Stop us if you have heard this one before. A person goes to YouTube in order to watch a 15-second clip of cats doing what cats do, only to watch a 30-second ad before that person can even watch the video. Funny, right? We didn’t think so. However, it appears that YouTube is implementing a subscription service that will make its videos ad-free so that you can watch all of the cat videos you want without having to ponder life’s mysteries as you wait for an ad to end.
According to CNBC, YouTube head of content and business operations Robert Kyncl briefly talked about the subscription service, side from the one for Music Key, while at the Code/Media conference.
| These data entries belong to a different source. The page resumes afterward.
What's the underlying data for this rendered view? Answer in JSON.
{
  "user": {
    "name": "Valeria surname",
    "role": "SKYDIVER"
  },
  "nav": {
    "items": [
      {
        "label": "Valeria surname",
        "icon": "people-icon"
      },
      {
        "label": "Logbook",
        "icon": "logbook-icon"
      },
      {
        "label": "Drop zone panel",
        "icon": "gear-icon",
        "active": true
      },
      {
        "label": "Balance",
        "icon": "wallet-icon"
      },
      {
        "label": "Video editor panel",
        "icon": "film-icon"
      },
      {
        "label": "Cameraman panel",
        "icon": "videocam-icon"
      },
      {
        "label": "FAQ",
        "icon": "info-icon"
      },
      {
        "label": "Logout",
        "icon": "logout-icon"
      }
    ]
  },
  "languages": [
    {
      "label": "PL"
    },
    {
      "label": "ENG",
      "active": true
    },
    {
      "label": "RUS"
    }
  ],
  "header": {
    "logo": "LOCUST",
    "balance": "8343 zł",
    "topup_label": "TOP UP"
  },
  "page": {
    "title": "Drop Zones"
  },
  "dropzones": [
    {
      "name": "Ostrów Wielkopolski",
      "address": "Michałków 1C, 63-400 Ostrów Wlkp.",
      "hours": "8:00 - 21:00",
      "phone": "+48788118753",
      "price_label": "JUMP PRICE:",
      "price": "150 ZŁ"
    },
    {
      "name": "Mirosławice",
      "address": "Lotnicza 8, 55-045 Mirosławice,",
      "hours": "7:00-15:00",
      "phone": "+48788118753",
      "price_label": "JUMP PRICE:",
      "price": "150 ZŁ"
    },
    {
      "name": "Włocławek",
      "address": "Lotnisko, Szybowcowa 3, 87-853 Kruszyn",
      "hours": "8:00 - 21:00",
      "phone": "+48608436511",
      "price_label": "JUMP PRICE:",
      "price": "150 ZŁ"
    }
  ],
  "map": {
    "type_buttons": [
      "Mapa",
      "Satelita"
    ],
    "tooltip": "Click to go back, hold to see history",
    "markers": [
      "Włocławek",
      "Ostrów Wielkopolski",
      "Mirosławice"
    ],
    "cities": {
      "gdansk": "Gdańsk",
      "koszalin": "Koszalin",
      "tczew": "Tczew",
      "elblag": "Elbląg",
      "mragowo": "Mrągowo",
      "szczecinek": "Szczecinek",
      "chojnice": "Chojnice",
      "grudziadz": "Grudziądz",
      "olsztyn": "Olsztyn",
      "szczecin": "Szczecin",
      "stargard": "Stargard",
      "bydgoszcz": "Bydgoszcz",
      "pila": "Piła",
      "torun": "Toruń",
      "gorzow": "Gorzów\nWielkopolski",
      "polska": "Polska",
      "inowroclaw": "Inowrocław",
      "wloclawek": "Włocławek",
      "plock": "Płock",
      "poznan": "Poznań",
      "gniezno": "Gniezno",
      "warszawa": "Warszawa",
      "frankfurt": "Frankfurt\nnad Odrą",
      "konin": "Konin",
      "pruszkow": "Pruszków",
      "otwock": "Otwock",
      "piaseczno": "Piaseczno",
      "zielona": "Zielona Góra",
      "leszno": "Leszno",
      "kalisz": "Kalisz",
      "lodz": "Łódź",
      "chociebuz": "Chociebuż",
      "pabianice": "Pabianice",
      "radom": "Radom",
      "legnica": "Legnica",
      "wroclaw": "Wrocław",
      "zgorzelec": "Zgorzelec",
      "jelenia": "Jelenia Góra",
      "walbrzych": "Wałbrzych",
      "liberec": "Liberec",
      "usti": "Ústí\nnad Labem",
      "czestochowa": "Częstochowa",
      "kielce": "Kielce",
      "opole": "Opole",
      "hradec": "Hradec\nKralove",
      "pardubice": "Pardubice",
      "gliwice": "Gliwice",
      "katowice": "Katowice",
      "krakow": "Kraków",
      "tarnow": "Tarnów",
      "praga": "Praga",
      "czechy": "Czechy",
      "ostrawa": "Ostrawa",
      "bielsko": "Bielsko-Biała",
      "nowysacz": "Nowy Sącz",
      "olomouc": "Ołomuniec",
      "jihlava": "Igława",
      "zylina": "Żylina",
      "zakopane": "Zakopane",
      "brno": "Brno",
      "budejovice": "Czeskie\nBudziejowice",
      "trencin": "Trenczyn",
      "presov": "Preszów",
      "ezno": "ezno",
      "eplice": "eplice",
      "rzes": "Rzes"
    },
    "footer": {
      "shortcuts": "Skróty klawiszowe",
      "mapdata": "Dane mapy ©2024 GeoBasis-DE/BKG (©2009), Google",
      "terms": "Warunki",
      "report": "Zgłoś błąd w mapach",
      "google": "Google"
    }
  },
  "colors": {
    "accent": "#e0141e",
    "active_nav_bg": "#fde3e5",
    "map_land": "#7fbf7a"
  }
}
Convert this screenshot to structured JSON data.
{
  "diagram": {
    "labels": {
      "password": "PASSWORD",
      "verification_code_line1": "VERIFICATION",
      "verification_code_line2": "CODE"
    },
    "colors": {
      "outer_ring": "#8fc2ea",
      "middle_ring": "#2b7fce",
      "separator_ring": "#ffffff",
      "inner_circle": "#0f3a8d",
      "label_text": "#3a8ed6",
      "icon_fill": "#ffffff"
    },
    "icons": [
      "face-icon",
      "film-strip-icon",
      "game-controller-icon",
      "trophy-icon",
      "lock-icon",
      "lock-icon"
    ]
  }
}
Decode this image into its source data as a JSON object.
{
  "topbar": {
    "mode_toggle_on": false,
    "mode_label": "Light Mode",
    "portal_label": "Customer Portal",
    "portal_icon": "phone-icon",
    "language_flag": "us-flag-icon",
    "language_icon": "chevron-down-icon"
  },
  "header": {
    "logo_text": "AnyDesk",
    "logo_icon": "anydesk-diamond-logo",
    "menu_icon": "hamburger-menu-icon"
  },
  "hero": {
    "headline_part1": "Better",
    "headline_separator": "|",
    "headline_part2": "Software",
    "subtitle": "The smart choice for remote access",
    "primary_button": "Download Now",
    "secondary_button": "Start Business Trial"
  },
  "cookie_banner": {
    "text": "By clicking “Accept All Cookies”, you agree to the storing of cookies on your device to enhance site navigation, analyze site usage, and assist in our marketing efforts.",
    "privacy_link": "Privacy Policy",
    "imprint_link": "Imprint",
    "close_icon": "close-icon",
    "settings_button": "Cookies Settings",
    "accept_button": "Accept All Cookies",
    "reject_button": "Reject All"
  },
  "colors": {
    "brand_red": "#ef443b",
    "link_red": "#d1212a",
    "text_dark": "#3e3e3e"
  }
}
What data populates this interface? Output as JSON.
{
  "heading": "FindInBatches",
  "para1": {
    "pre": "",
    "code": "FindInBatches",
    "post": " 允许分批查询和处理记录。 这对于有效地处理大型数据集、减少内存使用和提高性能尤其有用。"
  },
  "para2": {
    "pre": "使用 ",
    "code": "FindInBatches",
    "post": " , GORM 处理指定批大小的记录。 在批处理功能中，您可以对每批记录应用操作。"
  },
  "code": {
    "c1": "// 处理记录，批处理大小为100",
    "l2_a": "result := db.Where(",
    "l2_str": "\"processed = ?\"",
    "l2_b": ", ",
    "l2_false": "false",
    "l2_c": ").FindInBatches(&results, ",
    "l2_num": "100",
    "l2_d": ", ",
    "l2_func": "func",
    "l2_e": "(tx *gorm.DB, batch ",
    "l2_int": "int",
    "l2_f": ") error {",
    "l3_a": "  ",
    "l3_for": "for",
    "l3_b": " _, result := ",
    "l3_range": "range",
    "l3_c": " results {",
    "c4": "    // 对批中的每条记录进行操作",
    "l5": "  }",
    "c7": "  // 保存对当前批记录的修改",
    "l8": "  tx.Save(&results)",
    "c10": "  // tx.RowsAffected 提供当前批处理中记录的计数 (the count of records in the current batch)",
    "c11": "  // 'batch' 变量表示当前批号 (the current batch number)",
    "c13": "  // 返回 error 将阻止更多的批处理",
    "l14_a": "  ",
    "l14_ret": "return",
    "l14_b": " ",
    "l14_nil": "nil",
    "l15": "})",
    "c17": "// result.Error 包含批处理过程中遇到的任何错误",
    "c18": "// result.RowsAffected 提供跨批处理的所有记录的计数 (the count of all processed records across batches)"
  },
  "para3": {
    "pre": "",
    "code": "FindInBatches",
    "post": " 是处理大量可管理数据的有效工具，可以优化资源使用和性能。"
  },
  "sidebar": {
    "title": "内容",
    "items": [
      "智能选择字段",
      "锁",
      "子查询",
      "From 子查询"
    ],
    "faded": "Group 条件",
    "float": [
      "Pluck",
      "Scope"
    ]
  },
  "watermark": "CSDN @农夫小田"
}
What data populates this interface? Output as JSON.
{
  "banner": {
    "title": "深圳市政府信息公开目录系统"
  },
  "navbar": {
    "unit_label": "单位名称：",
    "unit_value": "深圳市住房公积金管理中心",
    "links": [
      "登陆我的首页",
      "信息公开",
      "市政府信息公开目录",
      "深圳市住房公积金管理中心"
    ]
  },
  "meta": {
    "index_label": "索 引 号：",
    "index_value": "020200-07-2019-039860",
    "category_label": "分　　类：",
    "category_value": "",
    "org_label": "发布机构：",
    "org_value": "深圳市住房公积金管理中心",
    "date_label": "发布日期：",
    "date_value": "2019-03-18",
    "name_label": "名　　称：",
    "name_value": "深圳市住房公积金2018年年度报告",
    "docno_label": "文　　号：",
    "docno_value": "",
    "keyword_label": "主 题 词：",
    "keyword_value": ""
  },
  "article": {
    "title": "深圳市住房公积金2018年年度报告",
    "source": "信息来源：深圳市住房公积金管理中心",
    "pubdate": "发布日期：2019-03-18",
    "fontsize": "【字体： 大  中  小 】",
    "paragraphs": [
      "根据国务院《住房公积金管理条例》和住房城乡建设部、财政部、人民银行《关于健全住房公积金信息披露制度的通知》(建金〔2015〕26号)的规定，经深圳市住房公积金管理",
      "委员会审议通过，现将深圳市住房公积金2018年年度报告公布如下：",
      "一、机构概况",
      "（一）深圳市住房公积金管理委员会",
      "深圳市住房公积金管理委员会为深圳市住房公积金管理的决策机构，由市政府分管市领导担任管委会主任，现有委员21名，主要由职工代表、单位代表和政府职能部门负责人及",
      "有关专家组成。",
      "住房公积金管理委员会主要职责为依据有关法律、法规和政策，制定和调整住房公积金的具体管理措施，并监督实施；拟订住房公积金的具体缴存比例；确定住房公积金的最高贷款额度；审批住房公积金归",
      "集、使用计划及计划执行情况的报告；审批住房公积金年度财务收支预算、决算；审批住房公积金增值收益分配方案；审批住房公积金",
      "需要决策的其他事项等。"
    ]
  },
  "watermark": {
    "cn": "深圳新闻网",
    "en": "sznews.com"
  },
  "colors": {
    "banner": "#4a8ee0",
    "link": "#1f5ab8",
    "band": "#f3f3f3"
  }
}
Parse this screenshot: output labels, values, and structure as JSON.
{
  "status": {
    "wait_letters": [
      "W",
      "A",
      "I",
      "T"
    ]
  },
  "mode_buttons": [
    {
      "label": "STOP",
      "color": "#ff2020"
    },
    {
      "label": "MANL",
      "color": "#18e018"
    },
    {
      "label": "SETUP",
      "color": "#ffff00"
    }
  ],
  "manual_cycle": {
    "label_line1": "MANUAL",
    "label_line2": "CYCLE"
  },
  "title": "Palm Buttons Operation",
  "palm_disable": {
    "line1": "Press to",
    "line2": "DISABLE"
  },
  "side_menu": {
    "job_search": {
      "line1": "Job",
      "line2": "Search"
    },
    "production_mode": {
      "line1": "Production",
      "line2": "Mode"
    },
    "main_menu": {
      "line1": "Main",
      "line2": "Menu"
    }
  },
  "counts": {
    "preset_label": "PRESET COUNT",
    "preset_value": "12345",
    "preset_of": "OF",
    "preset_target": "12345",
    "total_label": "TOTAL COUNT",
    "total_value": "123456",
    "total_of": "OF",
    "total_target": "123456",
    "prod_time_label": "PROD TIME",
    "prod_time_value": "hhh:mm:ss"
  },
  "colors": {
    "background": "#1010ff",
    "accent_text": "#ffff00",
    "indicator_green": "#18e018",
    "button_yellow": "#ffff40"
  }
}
While there, Kyncl revealed that the subscription service would be launching within a few months and the paid option would remove all ads from its videos. While no further details were forthcoming regarding price, he went on to say that YouTube has been “fine-tuning the experience.”
However, this isn’t the first time that YouTube has explored the idea of a paid, ad-free service. Back in May 2013, a pilot program was launched by the company allowing individual content creators to charge a subscription fee that would give the consumer access to a particular channel of videos.
Would you be willing to pay a fee for ad-free videos on YouTube and how much do you think it will cost? Let us know in the comment section below!